# Records shown
■ ■ ■ ■ ■ ■ ■
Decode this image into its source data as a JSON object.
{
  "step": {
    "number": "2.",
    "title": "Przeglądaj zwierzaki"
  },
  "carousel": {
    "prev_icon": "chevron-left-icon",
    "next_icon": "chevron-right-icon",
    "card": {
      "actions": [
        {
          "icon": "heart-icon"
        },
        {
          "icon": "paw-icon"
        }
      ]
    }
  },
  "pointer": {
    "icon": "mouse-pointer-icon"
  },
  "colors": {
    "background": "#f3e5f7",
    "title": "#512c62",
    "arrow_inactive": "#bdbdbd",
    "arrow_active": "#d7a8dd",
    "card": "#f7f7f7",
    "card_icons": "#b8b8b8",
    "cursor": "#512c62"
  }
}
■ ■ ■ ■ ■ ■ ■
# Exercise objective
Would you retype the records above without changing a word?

# Answer to the problem
Decode this image into its source data as a JSON object.
{
  "step": {
    "number": "2.",
    "title": "Przeglądaj zwierzaki"
  },
  "carousel": {
    "prev_icon": "chevron-left-icon",
    "next_icon": "chevron-right-icon",
    "card": {
      "actions": [
        {
          "icon": "heart-icon"
        },
        {
          "icon": "paw-icon"
        }
      ]
    }
  },
  "pointer": {
    "icon": "mouse-pointer-icon"
  },
  "colors": {
    "background": "#f3e5f7",
    "title": "#512c62",
    "arrow_inactive": "#bdbdbd",
    "arrow_active": "#d7a8dd",
    "card": "#f7f7f7",
    "card_icons": "#b8b8b8",
    "cursor": "#512c62"
  }
}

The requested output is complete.